With Him in Glory
The Lord is faithful to His promises. “When I go and prepare a place for you, I will come again and will take you to myself, that where I am you may be also” (Jn 14:3). For the time being, our life as members of the Risen and Ascended Christ is hidden. “Your life,” says Saint Paul, “is hid with Christ in God. When Christ who is our life appears, then you also will appear with Him in glory” (Col 3:3-4).
The Wedding Feast Anticipated
Our hope — to gaze upon Christ face-to-face — is sure and firm, unshakable and certain, because it is founded on the very promise of Christ himself: “I will come again and will take you to myself” (Jn 14:3). This is why the liturgy is suffused with joy. This is why we anticipate the festival. This is the reason for song, for incense and fire, for candlelight, flowers, and splendid vesture. The liturgy is the irrepressible hope of the Church anticipating what has been promised, dancing before the wedding feast has begun.

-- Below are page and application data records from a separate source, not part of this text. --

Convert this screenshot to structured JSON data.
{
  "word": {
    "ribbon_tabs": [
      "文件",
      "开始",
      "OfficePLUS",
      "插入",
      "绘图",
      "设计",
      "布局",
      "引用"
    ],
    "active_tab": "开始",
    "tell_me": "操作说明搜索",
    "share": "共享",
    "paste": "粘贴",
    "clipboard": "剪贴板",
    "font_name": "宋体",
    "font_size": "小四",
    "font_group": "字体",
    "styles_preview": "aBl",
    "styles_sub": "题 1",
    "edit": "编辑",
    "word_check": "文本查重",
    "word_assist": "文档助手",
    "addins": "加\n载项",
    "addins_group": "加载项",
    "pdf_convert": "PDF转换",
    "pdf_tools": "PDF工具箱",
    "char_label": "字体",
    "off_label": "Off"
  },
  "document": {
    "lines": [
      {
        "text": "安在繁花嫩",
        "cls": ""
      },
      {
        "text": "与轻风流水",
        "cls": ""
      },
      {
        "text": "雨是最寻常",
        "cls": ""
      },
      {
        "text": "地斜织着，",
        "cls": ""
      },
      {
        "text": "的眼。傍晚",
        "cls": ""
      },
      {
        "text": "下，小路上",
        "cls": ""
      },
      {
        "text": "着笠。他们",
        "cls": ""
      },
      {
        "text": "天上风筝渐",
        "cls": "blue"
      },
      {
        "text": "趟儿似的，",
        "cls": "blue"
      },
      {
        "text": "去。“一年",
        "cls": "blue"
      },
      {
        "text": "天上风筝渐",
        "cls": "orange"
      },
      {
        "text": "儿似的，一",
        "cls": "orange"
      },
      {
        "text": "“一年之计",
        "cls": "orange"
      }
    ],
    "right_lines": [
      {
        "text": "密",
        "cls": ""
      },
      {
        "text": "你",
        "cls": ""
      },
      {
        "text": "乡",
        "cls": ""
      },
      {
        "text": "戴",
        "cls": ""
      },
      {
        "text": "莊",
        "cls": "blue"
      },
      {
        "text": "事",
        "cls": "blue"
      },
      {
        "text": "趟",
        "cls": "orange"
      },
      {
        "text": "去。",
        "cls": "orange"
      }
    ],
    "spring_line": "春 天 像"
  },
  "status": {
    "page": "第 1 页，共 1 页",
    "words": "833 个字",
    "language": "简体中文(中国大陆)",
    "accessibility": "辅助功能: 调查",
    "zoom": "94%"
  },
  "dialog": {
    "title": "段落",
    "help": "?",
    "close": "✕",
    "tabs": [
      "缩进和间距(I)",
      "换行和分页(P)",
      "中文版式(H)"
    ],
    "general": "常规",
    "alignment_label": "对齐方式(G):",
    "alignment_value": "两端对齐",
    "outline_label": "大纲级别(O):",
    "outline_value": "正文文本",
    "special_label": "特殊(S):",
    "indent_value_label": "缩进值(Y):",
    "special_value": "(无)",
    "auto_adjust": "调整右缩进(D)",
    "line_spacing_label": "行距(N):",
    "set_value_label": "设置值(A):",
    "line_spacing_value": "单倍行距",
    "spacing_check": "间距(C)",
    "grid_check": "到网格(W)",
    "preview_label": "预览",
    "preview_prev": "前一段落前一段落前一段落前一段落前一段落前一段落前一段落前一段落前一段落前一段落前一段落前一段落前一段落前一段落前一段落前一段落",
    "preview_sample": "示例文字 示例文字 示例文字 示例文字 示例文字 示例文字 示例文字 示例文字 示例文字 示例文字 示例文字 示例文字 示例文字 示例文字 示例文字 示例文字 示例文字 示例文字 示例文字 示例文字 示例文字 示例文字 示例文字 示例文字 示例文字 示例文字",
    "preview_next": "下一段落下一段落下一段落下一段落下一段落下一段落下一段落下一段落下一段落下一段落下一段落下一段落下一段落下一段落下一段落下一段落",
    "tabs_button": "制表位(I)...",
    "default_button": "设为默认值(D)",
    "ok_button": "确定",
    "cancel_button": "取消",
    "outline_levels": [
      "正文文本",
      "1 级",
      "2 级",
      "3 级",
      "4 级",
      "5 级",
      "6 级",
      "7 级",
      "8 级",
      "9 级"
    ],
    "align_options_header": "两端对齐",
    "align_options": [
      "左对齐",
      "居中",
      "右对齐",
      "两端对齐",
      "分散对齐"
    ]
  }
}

“Without having seen Christ, we love Him; though we do not now see Him we believe in Him and rejoice with unutterable and exalted joy” ( cf.1 P 1:8). So sure are we of obtaining what we long for, that we cannot wait for the wedding banquet to begin the feast! The Church is sure of her reunion with the Bridegroom. The entire liturgy attests to her hope. In the Credo: “He will come again in glory to judge the living and the dead.” At the heart of the Eucharistic Prayer: “We make known your death, O Lord, and we confess your resurrection, until you come!” After the Our Father: “. . . as we await the blessed hope, the coming of our Saviour Jesus Christ.”
Stay Awake and Stand Ready
“As for the day and the hour, no one knows it, neither the angels of heaven, nor the Son, no one but the Father” (Mk 13:32). If we “stay awake and stand ready”( Mt 24:42), if we “stay awake, praying at all times” (Lk 21:36), if we are faithful to the foretaste of heaven in the festival of the liturgy, receiving the sacred mysteries of Christ’s Body and Blood, the day and the hour of His return will be the glorious revelation of a life already shared, of an intimacy already familiar, that of the Bridegroom and the Bride, Christ and His Church. “Surely, I am coming soon. Amen. Come, Lord Jesus!” (Rev 22:20).